    Mauzerall, D., Logan, J., Jacob, D., Anderson, B., Blake, D., Bradshaw, J., Heikes, B., Sachse, G., Singh, H. and Talbot, B.: 1998, Photochemistry in biomass burning plumes and implications for tropospheric ozone over the tropical South Atlantic, J. Geophys. Res. 103(D7), 8401–8423.Google Scholar
  47. 47.
    Berge, E.: 1993, Coupling of wet scavenging of sulphur to clouds in a numerical weather prediction model, Tellus 45B, 1–22.Google Scholar
  48. 48.
    Chuang, C., Penner, J. and Edwards, L.: 1992, Nucleation scavenging of smoke particles and simulated drop size distributions over large biomass fires, J. Atmos. Sci. 14, 1264–1275.Google Scholar
  49. 49.
    Smagorinsky, J.: 1963, General circulation experiments with the primitive equations. Part I: The basic experiment, Mon. Wea. Rev. 91, 99–164.Google Scholar
  50. 50.
    Mellor, G. and Yamada, T.: 1974, A hierarchy of turbulence closure models for planetary boundary layers, J. Atmos. Sci. 31, 1791–1806.Google Scholar
  51. 51.
    Tremback, C., Powell, J., Cotton, W. and Pielke, R.: 1987, The forward in time upstream advection scheme: Extension to higher orders, Mon. Wea. Rev. 115, 540–555.Google Scholar
  52. 52.
    Olivier, J., Bouwman, A., van der Maas, C., Berdowski, J., Veldt, C., Bloos, J., Visschedijk, A., Zandveld, P. and Haverlag, J.: 1996, Description of EDGAR Version 2.0: A Set of Global Emission Inventories of Greenhouse Gases and Ozone-Depleting Substances for All Anthropogenic and Most Natural Sources on a per Country Basis and on a 1×1 Degree Grid, RIVM Report 771060 002/TNO-MEP Report R96/119, National Institute of Public Health and the Environment, Bilthoven, the Netherlands.Google Scholar
  53. 53.
    Satyamurty, P., Nobre, C. and Silva Dias, P.: 1998, South America. In: D. Karoly and Vincent D., (eds.), Meteorology of the Southern Hemisphere, Meteorological Monographs 27 No. 49, pp. 119–139, American Meteorological Society, Boston.Google Scholar
  54. 54.
    McClaid-Cook, K., Selhorst, D., Widson, J., Pantoja, N., Brown, I., Prins, E., Feltz, J. and Fonseca Duarte, A. A.: 2003, Estimation of Amazon biomass burning events in Acre, Brazil using GOES-8 and AVHRR hot pixel data. In: The 99 th Annual Meeting of the Association of American Geographers, New Orleans, Lousiania, March 5–8.Google Scholar

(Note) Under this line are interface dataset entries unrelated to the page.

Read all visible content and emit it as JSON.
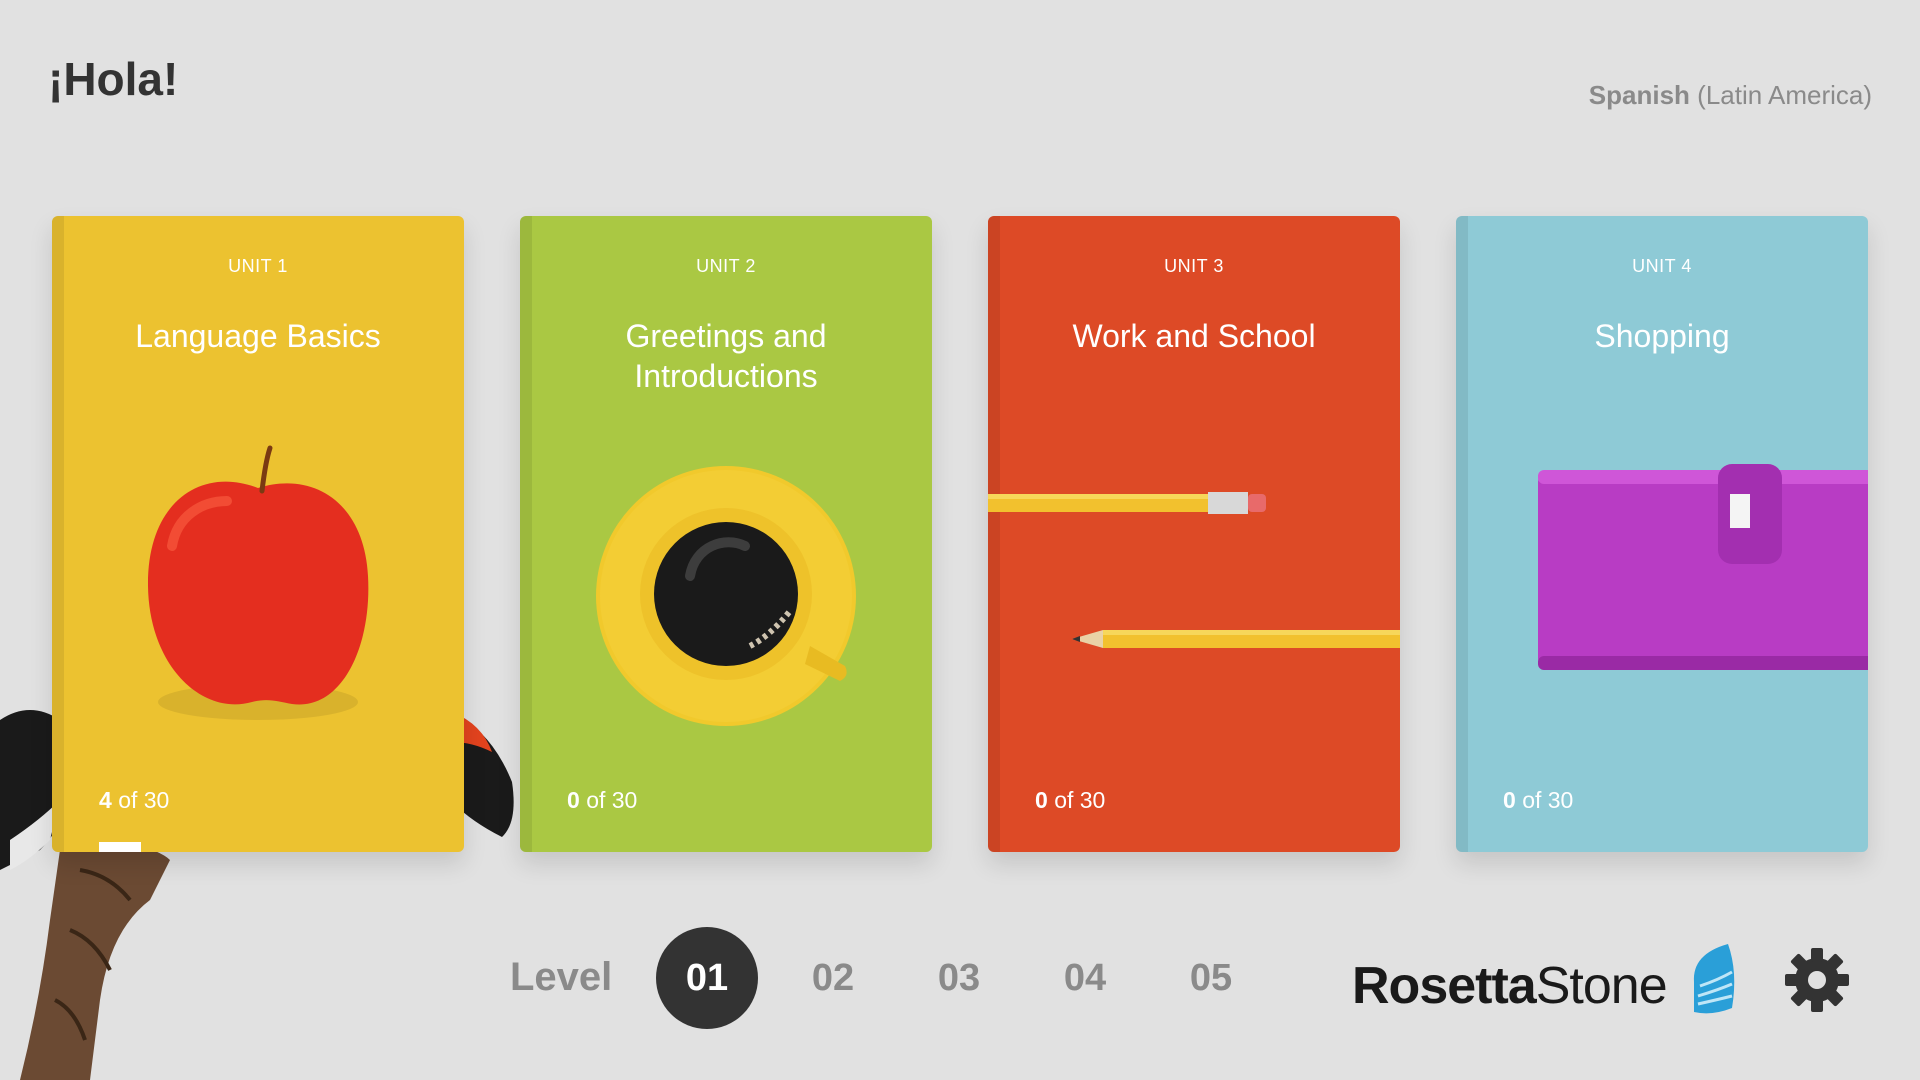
{
  "header": {
    "greeting": "¡Hola!",
    "language_name": "Spanish",
    "language_region": "(Latin America)"
  },
  "units": [
    {
      "unit_label": "UNIT 1",
      "title": "Language Basics",
      "completed": "4",
      "progress_suffix": "of 30",
      "color": "#ecc230",
      "image": "apple-icon"
    },
    {
      "unit_label": "UNIT 2",
      "title": "Greetings and Introductions",
      "completed": "0",
      "progress_suffix": "of 30",
      "color": "#aac843",
      "image": "coffee-cup-icon"
    },
    {
      "unit_label": "UNIT 3",
      "title": "Work and School",
      "completed": "0",
      "progress_suffix": "of 30",
      "color": "#dd4a26",
      "image": "pencils-icon"
    },
    {
      "unit_label": "UNIT 4",
      "title": "Shopping",
      "completed": "0",
      "progress_suffix": "of 30",
      "color": "#8ecad6",
      "image": "wallet-icon"
    }
  ],
  "levels": {
    "label": "Level",
    "items": [
      "01",
      "02",
      "03",
      "04",
      "05"
    ],
    "selected": "01"
  },
  "brand": {
    "name_part1": "Rosetta",
    "name_part2": "Stone"
  },
  "icons": [
    "toucan-icon",
    "rosetta-stone-logo-icon",
    "gear-icon"
  ]
}
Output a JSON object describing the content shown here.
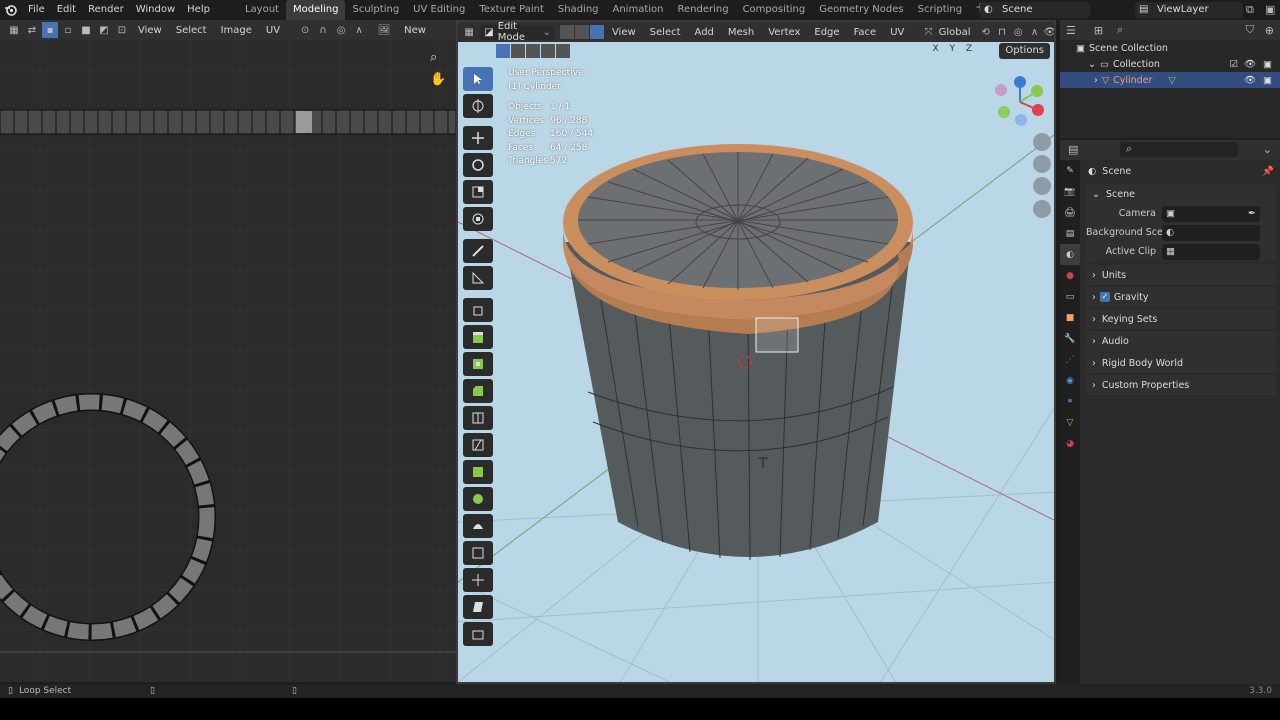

Copyright information

© Springer 2005

Authors and Affiliations

  • Saulo R. Freitas
    • 1
  • Karla M. Longo
    • 1
  • Maria A. F. Silva Dias
    • 2
  • Pedro L. Silva Dias
    • 2
  • Robert Chatfield
    • 3
  • Elaine Prins
    • 4
  • Paulo Artaxo
    • 2
  • Georg A. Grell
    • 5
  • Fernando S. Recuero
    • 2
  1. 1.Center for Weather Prediction and Climate StudiesCPTEC/INPEBrazil
  2. 2.University of São PauloBrazil
  3. 3.NASA Ames Research CenterU.S.A.
  4. 4.NOAA/NESDIS/ORAMadisonU.S.A.
  5. 5.Cooperative Institute for Research in Environmental Science (CFRES)University at Colorado and NOAA Research — Forecast Systems LaboratoryBoulderU.S.A.

Personalised recommendations